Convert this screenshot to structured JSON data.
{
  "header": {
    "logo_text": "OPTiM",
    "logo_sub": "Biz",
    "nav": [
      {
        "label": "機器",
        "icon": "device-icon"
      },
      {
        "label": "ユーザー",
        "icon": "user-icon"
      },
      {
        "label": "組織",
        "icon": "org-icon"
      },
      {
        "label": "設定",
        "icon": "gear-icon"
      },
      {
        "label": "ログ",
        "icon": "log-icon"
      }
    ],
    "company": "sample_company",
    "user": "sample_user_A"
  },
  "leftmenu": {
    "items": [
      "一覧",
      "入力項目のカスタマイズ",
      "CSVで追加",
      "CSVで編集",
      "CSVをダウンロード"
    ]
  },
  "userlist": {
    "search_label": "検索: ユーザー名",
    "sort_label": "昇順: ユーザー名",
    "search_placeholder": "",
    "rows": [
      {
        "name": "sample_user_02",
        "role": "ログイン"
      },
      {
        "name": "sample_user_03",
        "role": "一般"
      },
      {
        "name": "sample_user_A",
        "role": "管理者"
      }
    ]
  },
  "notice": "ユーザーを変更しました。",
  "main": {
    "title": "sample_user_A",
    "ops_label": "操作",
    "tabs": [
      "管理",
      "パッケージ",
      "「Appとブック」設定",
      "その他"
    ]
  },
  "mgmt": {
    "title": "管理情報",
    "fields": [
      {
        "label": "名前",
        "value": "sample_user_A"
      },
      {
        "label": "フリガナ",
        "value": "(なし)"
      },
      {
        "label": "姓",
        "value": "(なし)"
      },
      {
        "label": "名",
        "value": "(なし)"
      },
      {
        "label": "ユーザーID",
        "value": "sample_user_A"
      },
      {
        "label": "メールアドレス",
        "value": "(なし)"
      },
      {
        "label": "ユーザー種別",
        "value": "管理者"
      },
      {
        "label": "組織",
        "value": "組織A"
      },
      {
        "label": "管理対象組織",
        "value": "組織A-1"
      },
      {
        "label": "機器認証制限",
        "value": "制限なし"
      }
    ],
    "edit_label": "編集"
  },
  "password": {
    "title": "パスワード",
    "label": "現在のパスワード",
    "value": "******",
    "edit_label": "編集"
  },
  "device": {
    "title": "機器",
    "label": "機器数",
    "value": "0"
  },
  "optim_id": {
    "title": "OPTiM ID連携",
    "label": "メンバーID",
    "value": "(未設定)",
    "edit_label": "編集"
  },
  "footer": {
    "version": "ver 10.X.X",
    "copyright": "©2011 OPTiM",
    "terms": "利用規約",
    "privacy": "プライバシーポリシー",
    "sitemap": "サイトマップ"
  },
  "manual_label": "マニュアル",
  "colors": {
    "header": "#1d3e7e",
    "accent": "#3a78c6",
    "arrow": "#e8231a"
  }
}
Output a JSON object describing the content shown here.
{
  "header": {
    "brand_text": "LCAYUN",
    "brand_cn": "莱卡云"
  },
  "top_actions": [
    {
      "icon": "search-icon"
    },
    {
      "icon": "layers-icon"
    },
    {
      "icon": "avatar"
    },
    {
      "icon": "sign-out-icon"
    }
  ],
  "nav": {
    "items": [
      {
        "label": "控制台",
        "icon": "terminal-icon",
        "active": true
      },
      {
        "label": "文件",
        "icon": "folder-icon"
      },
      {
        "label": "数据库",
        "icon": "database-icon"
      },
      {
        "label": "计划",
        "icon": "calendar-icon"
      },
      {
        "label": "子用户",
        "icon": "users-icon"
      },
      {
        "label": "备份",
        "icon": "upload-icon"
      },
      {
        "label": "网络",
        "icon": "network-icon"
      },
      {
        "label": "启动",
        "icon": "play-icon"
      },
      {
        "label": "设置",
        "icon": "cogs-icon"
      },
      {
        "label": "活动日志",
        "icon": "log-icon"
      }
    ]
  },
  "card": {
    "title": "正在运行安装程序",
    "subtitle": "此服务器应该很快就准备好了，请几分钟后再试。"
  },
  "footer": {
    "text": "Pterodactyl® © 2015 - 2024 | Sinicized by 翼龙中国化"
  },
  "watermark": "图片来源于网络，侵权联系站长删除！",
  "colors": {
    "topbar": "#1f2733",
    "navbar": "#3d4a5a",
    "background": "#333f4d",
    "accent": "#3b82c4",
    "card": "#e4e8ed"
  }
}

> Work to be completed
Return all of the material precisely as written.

> Task result
Convert this screenshot to structured JSON data.
{
  "header": {
    "logo_text": "OPTiM",
    "logo_sub": "Biz",
    "nav": [
      {
        "label": "機器",
        "icon": "device-icon"
      },
      {
        "label": "ユーザー",
        "icon": "user-icon"
      },
      {
        "label": "組織",
        "icon": "org-icon"
      },
      {
        "label": "設定",
        "icon": "gear-icon"
      },
      {
        "label": "ログ",
        "icon": "log-icon"
      }
    ],
    "company": "sample_company",
    "user": "sample_user_A"
  },
  "leftmenu": {
    "items": [
      "一覧",
      "入力項目のカスタマイズ",
      "CSVで追加",
      "CSVで編集",
      "CSVをダウンロード"
    ]
  },
  "userlist": {
    "search_label": "検索: ユーザー名",
    "sort_label": "昇順: ユーザー名",
    "search_placeholder": "",
    "rows": [
      {
        "name": "sample_user_02",
        "role": "ログイン"
      },
      {
        "name": "sample_user_03",
        "role": "一般"
      },
      {
        "name": "sample_user_A",
        "role": "管理者"
      }
    ]
  },
  "notice": "ユーザーを変更しました。",
  "main": {
    "title": "sample_user_A",
    "ops_label": "操作",
    "tabs": [
      "管理",
      "パッケージ",
      "「Appとブック」設定",
      "その他"
    ]
  },
  "mgmt": {
    "title": "管理情報",
    "fields": [
      {
        "label": "名前",
        "value": "sample_user_A"
      },
      {
        "label": "フリガナ",
        "value": "(なし)"
      },
      {
        "label": "姓",
        "value": "(なし)"
      },
      {
        "label": "名",
        "value": "(なし)"
      },
      {
        "label": "ユーザーID",
        "value": "sample_user_A"
      },
      {
        "label": "メールアドレス",
        "value": "(なし)"
      },
      {
        "label": "ユーザー種別",
        "value": "管理者"
      },
      {
        "label": "組織",
        "value": "組織A"
      },
      {
        "label": "管理対象組織",
        "value": "組織A-1"
      },
      {
        "label": "機器認証制限",
        "value": "制限なし"
      }
    ],
    "edit_label": "編集"
  },
  "password": {
    "title": "パスワード",
    "label": "現在のパスワード",
    "value": "******",
    "edit_label": "編集"
  },
  "device": {
    "title": "機器",
    "label": "機器数",
    "value": "0"
  },
  "optim_id": {
    "title": "OPTiM ID連携",
    "label": "メンバーID",
    "value": "(未設定)",
    "edit_label": "編集"
  },
  "footer": {
    "version": "ver 10.X.X",
    "copyright": "©2011 OPTiM",
    "terms": "利用規約",
    "privacy": "プライバシーポリシー",
    "sitemap": "サイトマップ"
  },
  "manual_label": "マニュアル",
  "colors": {
    "header": "#1d3e7e",
    "accent": "#3a78c6",
    "arrow": "#e8231a"
  }
}
Output a JSON object describing the content shown here.
{
  "header": {
    "brand_text": "LCAYUN",
    "brand_cn": "莱卡云"
  },
  "top_actions": [
    {
      "icon": "search-icon"
    },
    {
      "icon": "layers-icon"
    },
    {
      "icon": "avatar"
    },
    {
      "icon": "sign-out-icon"
    }
  ],
  "nav": {
    "items": [
      {
        "label": "控制台",
        "icon": "terminal-icon",
        "active": true
      },
      {
        "label": "文件",
        "icon": "folder-icon"
      },
      {
        "label": "数据库",
        "icon": "database-icon"
      },
      {
        "label": "计划",
        "icon": "calendar-icon"
      },
      {
        "label": "子用户",
        "icon": "users-icon"
      },
      {
        "label": "备份",
        "icon": "upload-icon"
      },
      {
        "label": "网络",
        "icon": "network-icon"
      },
      {
        "label": "启动",
        "icon": "play-icon"
      },
      {
        "label": "设置",
        "icon": "cogs-icon"
      },
      {
        "label": "活动日志",
        "icon": "log-icon"
      }
    ]
  },
  "card": {
    "title": "正在运行安装程序",
    "subtitle": "此服务器应该很快就准备好了，请几分钟后再试。"
  },
  "footer": {
    "text": "Pterodactyl® © 2015 - 2024 | Sinicized by 翼龙中国化"
  },
  "watermark": "图片来源于网络，侵权联系站长删除！",
  "colors": {
    "topbar": "#1f2733",
    "navbar": "#3d4a5a",
    "background": "#333f4d",
    "accent": "#3b82c4",
    "card": "#e4e8ed"
  }
}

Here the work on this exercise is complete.